### [WHAT THE EXERCISE ASKS]
Could you print every record exactly as it stands?

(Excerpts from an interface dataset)
=== Begin Enclosure ===

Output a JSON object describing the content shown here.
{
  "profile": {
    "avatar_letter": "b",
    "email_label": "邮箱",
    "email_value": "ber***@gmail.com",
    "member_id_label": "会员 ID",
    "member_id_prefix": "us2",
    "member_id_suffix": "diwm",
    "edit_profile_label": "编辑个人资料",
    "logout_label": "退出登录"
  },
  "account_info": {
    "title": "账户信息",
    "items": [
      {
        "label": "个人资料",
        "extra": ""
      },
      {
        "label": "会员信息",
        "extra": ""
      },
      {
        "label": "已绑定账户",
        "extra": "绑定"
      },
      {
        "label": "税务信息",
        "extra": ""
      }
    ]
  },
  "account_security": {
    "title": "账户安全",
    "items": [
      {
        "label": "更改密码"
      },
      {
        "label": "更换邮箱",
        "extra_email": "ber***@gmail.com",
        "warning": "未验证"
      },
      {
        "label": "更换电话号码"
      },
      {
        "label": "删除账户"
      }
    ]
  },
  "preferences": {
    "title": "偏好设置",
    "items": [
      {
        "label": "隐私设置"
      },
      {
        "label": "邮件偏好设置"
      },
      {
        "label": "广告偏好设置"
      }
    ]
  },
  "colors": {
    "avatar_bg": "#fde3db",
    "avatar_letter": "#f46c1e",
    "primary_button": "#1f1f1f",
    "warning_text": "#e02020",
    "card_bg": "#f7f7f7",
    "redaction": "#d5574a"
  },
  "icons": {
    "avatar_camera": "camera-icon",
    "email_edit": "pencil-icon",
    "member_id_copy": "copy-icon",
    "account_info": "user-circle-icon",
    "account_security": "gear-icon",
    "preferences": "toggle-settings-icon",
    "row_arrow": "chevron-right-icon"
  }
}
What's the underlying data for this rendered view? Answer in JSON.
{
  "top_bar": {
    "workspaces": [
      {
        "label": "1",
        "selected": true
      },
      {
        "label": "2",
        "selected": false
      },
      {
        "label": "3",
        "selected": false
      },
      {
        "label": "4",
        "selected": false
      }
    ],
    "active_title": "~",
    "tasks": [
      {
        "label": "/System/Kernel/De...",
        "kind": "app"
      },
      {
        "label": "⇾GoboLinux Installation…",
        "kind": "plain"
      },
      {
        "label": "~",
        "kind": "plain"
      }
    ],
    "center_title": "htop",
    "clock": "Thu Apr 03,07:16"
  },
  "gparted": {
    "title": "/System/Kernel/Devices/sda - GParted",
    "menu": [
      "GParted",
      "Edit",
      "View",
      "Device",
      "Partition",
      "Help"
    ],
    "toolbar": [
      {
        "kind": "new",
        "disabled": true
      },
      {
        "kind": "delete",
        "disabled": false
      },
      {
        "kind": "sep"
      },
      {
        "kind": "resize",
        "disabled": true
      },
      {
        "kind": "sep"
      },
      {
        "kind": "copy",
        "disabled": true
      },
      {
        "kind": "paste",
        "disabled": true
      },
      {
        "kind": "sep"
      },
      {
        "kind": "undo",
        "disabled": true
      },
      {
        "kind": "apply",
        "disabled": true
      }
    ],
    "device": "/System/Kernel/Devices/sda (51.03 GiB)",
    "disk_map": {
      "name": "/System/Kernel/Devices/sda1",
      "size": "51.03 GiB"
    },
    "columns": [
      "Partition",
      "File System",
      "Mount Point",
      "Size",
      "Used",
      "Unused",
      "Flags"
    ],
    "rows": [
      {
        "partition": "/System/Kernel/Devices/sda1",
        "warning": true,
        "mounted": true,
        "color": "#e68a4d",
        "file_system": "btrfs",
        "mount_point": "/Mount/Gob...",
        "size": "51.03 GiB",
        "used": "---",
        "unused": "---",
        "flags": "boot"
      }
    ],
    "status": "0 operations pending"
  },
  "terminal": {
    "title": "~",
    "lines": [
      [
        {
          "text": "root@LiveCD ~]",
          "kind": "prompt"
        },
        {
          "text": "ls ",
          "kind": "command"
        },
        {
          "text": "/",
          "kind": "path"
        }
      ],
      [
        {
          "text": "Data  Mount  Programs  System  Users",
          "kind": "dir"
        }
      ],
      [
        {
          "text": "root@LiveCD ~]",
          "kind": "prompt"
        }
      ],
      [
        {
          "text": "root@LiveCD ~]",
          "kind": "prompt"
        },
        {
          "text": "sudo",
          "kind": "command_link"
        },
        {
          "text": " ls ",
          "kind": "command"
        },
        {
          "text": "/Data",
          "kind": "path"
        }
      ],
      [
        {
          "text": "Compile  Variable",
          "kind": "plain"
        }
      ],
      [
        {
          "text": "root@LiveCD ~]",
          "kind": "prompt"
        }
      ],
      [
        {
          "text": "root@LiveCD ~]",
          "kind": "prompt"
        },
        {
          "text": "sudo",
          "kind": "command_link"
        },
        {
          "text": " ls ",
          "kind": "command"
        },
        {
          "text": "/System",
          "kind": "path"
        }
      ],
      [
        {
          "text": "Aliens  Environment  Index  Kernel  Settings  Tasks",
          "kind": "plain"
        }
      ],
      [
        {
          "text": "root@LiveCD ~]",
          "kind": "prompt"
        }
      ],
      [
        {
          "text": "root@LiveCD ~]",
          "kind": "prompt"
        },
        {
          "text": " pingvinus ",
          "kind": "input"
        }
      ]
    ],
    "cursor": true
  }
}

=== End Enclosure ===

### [REPLY TO THE TASK]
Output a JSON object describing the content shown here.
{
  "profile": {
    "avatar_letter": "b",
    "email_label": "邮箱",
    "email_value": "ber***@gmail.com",
    "member_id_label": "会员 ID",
    "member_id_prefix": "us2",
    "member_id_suffix": "diwm",
    "edit_profile_label": "编辑个人资料",
    "logout_label": "退出登录"
  },
  "account_info": {
    "title": "账户信息",
    "items": [
      {
        "label": "个人资料",
        "extra": ""
      },
      {
        "label": "会员信息",
        "extra": ""
      },
      {
        "label": "已绑定账户",
        "extra": "绑定"
      },
      {
        "label": "税务信息",
        "extra": ""
      }
    ]
  },
  "account_security": {
    "title": "账户安全",
    "items": [
      {
        "label": "更改密码"
      },
      {
        "label": "更换邮箱",
        "extra_email": "ber***@gmail.com",
        "warning": "未验证"
      },
      {
        "label": "更换电话号码"
      },
      {
        "label": "删除账户"
      }
    ]
  },
  "preferences": {
    "title": "偏好设置",
    "items": [
      {
        "label": "隐私设置"
      },
      {
        "label": "邮件偏好设置"
      },
      {
        "label": "广告偏好设置"
      }
    ]
  },
  "colors": {
    "avatar_bg": "#fde3db",
    "avatar_letter": "#f46c1e",
    "primary_button": "#1f1f1f",
    "warning_text": "#e02020",
    "card_bg": "#f7f7f7",
    "redaction": "#d5574a"
  },
  "icons": {
    "avatar_camera": "camera-icon",
    "email_edit": "pencil-icon",
    "member_id_copy": "copy-icon",
    "account_info": "user-circle-icon",
    "account_security": "gear-icon",
    "preferences": "toggle-settings-icon",
    "row_arrow": "chevron-right-icon"
  }
}
What's the underlying data for this rendered view? Answer in JSON.
{
  "top_bar": {
    "workspaces": [
      {
        "label": "1",
        "selected": true
      },
      {
        "label": "2",
        "selected": false
      },
      {
        "label": "3",
        "selected": false
      },
      {
        "label": "4",
        "selected": false
      }
    ],
    "active_title": "~",
    "tasks": [
      {
        "label": "/System/Kernel/De...",
        "kind": "app"
      },
      {
        "label": "⇾GoboLinux Installation…",
        "kind": "plain"
      },
      {
        "label": "~",
        "kind": "plain"
      }
    ],
    "center_title": "htop",
    "clock": "Thu Apr 03,07:16"
  },
  "gparted": {
    "title": "/System/Kernel/Devices/sda - GParted",
    "menu": [
      "GParted",
      "Edit",
      "View",
      "Device",
      "Partition",
      "Help"
    ],
    "toolbar": [
      {
        "kind": "new",
        "disabled": true
      },
      {
        "kind": "delete",
        "disabled": false
      },
      {
        "kind": "sep"
      },
      {
        "kind": "resize",
        "disabled": true
      },
      {
        "kind": "sep"
      },
      {
        "kind": "copy",
        "disabled": true
      },
      {
        "kind": "paste",
        "disabled": true
      },
      {
        "kind": "sep"
      },
      {
        "kind": "undo",
        "disabled": true
      },
      {
        "kind": "apply",
        "disabled": true
      }
    ],
    "device": "/System/Kernel/Devices/sda (51.03 GiB)",
    "disk_map": {
      "name": "/System/Kernel/Devices/sda1",
      "size": "51.03 GiB"
    },
    "columns": [
      "Partition",
      "File System",
      "Mount Point",
      "Size",
      "Used",
      "Unused",
      "Flags"
    ],
    "rows": [
      {
        "partition": "/System/Kernel/Devices/sda1",
        "warning": true,
        "mounted": true,
        "color": "#e68a4d",
        "file_system": "btrfs",
        "mount_point": "/Mount/Gob...",
        "size": "51.03 GiB",
        "used": "---",
        "unused": "---",
        "flags": "boot"
      }
    ],
    "status": "0 operations pending"
  },
  "terminal": {
    "title": "~",
    "lines": [
      [
        {
          "text": "root@LiveCD ~]",
          "kind": "prompt"
        },
        {
          "text": "ls ",
          "kind": "command"
        },
        {
          "text": "/",
          "kind": "path"
        }
      ],
      [
        {
          "text": "Data  Mount  Programs  System  Users",
          "kind": "dir"
        }
      ],
      [
        {
          "text": "root@LiveCD ~]",
          "kind": "prompt"
        }
      ],
      [
        {
          "text": "root@LiveCD ~]",
          "kind": "prompt"
        },
        {
          "text": "sudo",
          "kind": "command_link"
        },
        {
          "text": " ls ",
          "kind": "command"
        },
        {
          "text": "/Data",
          "kind": "path"
        }
      ],
      [
        {
          "text": "Compile  Variable",
          "kind": "plain"
        }
      ],
      [
        {
          "text": "root@LiveCD ~]",
          "kind": "prompt"
        }
      ],
      [
        {
          "text": "root@LiveCD ~]",
          "kind": "prompt"
        },
        {
          "text": "sudo",
          "kind": "command_link"
        },
        {
          "text": " ls ",
          "kind": "command"
        },
        {
          "text": "/System",
          "kind": "path"
        }
      ],
      [
        {
          "text": "Aliens  Environment  Index  Kernel  Settings  Tasks",
          "kind": "plain"
        }
      ],
      [
        {
          "text": "root@LiveCD ~]",
          "kind": "prompt"
        }
      ],
      [
        {
          "text": "root@LiveCD ~]",
          "kind": "prompt"
        },
        {
          "text": " pingvinus ",
          "kind": "input"
        }
      ]
    ],
    "cursor": true
  }
}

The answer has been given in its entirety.